# Task prompt
Say how many lines below contain the word "Выберите". The number is the entire reply.

** Opening Provided records block **

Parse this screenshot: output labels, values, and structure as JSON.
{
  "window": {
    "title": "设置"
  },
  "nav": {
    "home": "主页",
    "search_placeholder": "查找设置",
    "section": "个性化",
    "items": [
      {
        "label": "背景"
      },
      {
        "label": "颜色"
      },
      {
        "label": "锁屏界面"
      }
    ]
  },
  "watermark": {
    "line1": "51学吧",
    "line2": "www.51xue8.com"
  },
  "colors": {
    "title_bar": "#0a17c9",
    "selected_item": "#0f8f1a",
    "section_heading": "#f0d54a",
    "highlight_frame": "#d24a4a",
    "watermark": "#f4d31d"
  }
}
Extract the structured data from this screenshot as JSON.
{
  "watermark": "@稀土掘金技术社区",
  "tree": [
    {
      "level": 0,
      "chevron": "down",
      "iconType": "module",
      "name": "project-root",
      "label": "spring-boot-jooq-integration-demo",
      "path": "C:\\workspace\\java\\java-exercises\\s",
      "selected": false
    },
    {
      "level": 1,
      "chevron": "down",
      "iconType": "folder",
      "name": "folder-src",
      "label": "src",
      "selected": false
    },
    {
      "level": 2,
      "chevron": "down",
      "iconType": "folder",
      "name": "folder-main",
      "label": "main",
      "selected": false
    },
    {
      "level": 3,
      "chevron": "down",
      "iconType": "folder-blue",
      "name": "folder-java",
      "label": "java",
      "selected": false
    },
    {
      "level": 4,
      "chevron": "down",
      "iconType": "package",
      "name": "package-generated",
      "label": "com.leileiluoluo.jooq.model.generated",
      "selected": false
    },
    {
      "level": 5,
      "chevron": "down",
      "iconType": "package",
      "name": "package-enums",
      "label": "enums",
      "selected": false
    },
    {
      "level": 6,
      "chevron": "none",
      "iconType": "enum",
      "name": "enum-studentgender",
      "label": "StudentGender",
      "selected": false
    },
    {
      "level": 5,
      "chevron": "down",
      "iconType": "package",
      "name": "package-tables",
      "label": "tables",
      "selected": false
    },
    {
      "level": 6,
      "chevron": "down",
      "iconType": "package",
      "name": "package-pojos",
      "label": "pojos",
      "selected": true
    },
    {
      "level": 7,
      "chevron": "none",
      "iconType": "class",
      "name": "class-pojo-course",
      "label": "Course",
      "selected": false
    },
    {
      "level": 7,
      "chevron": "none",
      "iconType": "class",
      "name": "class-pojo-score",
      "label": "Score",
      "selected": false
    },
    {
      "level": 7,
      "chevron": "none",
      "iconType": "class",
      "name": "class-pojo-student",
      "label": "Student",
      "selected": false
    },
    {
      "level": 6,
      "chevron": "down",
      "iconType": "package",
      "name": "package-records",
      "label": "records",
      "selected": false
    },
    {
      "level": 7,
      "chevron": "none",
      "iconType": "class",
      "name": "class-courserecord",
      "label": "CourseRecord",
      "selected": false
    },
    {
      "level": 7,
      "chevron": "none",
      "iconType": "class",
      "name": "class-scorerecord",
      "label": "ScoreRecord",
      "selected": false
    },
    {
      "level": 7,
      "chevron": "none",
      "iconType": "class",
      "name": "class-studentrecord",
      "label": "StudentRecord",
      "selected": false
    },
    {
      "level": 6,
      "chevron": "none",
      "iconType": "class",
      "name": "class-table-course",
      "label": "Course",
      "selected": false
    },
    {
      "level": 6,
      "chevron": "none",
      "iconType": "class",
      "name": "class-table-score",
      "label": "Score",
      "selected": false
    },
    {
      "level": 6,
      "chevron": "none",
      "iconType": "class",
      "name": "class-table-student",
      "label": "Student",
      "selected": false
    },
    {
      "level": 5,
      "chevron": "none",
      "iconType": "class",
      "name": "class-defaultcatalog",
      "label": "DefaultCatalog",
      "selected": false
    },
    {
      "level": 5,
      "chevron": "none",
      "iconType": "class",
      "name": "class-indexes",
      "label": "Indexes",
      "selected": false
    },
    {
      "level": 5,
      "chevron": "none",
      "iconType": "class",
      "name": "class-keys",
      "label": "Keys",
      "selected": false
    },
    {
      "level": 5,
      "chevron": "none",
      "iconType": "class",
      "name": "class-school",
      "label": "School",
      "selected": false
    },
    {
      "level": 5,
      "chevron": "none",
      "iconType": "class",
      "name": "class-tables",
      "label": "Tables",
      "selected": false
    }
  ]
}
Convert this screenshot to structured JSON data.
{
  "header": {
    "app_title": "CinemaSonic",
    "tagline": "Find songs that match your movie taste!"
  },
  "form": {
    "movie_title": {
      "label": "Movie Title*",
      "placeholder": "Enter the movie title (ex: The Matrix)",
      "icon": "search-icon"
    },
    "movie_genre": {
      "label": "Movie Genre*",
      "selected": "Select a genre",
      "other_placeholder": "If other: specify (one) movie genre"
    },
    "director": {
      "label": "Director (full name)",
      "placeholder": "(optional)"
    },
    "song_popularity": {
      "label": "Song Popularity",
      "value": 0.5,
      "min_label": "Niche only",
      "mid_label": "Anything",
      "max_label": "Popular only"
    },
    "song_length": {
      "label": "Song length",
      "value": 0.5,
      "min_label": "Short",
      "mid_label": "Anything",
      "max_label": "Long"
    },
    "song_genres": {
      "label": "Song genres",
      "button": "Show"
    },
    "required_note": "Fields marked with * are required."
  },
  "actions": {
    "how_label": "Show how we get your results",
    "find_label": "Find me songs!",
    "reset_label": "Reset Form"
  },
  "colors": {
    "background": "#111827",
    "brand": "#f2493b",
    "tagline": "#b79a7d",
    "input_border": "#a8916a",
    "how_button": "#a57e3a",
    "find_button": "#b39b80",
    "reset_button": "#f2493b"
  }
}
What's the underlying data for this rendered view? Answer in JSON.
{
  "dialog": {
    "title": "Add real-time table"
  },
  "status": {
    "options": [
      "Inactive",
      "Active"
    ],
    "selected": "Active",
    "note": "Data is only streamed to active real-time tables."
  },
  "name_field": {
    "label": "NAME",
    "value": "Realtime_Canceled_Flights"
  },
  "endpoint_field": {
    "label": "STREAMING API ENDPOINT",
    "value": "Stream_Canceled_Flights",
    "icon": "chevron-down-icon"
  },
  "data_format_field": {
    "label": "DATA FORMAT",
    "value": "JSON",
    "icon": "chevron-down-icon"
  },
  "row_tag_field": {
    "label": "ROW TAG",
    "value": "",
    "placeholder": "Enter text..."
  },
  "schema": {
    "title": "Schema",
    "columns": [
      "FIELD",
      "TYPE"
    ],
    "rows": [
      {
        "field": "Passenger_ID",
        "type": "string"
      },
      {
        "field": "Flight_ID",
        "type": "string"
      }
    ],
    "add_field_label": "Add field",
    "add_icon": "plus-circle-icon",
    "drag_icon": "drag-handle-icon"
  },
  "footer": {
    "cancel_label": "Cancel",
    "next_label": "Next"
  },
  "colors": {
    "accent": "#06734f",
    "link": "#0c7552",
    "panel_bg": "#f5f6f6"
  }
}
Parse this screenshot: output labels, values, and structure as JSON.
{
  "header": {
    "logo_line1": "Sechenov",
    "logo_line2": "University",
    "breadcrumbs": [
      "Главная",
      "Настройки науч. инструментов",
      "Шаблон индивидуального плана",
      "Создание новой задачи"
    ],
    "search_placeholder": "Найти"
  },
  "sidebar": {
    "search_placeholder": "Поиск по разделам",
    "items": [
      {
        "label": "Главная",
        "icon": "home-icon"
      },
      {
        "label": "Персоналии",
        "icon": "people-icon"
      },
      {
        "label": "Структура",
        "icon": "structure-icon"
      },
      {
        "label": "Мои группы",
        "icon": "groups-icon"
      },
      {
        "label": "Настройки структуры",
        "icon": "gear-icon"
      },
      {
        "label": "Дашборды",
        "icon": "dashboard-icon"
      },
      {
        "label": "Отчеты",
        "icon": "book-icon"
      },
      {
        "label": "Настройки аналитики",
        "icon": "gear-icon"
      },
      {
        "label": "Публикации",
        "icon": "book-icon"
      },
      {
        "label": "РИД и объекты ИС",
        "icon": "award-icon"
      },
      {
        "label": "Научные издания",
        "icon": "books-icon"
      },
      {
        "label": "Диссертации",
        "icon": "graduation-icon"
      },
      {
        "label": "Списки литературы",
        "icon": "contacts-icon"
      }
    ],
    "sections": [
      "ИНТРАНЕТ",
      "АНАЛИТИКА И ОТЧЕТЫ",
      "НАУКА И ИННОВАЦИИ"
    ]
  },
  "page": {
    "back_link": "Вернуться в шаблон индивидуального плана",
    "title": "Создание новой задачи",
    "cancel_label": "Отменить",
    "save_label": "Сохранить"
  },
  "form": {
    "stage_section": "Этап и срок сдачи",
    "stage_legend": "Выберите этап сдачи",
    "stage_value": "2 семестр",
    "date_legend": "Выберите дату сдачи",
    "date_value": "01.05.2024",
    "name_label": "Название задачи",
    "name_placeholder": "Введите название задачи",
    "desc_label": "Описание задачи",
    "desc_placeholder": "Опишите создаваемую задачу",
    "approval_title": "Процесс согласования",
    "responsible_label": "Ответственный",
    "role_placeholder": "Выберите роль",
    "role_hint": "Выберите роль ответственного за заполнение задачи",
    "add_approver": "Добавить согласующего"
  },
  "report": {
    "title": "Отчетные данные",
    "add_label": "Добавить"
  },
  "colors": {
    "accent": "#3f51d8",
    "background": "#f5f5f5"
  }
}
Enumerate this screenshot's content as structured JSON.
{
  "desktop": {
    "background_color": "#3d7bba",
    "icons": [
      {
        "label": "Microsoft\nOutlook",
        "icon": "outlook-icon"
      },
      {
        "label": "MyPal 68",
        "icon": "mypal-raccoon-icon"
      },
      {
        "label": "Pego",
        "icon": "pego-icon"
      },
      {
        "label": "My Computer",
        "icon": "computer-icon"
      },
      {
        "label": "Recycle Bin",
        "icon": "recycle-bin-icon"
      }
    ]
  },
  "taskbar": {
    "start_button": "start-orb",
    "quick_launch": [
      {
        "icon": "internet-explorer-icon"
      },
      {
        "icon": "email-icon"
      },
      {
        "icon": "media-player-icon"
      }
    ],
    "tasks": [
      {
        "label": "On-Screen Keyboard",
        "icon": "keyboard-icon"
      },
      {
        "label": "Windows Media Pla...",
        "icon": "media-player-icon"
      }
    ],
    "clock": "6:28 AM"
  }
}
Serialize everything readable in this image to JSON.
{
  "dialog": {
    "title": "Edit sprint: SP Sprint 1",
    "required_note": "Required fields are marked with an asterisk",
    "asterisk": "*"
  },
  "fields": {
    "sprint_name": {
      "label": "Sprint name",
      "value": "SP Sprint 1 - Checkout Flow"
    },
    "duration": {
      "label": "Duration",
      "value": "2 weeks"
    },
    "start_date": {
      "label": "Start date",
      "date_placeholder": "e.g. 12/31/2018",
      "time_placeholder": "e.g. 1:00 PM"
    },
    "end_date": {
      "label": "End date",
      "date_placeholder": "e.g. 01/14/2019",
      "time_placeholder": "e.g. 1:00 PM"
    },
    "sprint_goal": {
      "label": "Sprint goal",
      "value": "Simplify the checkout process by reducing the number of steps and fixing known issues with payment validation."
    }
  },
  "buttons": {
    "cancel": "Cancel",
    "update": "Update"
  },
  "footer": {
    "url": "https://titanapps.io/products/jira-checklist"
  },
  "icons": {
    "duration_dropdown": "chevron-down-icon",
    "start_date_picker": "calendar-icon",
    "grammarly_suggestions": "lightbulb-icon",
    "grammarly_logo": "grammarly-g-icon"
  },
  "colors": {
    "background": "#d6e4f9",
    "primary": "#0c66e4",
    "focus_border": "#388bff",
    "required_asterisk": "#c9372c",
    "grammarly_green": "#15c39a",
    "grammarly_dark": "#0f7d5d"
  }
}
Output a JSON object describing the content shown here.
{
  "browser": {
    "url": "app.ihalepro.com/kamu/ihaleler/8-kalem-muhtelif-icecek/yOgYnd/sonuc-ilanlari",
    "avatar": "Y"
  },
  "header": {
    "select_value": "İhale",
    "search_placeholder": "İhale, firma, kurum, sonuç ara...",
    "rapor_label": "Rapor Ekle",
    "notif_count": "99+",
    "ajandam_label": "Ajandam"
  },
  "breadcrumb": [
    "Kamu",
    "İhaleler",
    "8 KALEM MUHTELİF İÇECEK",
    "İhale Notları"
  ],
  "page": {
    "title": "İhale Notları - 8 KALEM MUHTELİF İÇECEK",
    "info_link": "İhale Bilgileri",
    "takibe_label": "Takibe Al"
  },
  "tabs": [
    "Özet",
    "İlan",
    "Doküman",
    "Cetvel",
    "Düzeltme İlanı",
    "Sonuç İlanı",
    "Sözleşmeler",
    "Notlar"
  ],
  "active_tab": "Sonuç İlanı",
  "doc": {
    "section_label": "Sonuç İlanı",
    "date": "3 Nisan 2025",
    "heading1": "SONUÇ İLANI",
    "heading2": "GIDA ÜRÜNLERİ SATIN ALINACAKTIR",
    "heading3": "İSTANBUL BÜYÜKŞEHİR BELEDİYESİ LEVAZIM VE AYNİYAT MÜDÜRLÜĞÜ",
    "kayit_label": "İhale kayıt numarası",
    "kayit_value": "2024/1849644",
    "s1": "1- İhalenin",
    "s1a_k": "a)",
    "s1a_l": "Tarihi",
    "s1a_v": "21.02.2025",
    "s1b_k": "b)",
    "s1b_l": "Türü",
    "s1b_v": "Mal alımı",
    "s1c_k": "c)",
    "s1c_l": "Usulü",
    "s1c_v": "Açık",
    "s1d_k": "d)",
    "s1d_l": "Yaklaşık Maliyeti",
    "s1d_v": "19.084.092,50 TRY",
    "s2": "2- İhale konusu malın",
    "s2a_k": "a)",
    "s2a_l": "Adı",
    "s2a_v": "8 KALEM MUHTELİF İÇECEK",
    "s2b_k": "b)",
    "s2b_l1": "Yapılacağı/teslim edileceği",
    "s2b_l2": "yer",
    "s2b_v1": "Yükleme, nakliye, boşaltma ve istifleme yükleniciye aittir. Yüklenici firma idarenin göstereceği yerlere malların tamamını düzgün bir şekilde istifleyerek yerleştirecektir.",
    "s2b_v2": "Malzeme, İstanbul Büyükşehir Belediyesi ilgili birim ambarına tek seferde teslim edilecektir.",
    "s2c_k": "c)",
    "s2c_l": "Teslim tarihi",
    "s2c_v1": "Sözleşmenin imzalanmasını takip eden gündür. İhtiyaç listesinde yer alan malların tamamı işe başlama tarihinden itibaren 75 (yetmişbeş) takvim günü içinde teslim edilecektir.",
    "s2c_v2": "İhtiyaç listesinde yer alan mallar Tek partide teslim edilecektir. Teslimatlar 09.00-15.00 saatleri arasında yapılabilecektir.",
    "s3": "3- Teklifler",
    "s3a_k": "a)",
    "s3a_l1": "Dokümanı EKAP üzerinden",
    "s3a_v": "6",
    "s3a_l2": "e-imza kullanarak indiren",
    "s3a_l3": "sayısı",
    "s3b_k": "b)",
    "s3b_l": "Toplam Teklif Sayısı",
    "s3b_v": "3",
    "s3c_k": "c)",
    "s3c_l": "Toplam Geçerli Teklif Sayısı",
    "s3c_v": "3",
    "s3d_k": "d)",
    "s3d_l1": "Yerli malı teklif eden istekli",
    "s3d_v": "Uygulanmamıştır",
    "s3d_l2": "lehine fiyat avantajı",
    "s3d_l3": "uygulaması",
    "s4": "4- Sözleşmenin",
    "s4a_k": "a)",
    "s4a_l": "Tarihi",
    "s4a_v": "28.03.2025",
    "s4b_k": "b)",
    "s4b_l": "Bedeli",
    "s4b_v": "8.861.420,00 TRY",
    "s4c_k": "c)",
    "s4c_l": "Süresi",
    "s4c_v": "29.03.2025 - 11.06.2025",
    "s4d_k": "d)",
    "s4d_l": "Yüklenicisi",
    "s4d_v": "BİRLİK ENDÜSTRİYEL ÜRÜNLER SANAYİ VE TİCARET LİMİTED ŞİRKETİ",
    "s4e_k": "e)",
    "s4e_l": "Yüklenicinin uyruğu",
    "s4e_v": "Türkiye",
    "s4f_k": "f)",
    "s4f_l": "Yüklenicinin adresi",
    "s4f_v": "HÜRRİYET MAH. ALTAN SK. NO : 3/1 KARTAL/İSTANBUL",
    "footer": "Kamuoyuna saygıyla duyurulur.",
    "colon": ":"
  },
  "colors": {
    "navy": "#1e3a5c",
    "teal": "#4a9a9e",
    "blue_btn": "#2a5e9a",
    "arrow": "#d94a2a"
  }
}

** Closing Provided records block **

# The completed task
4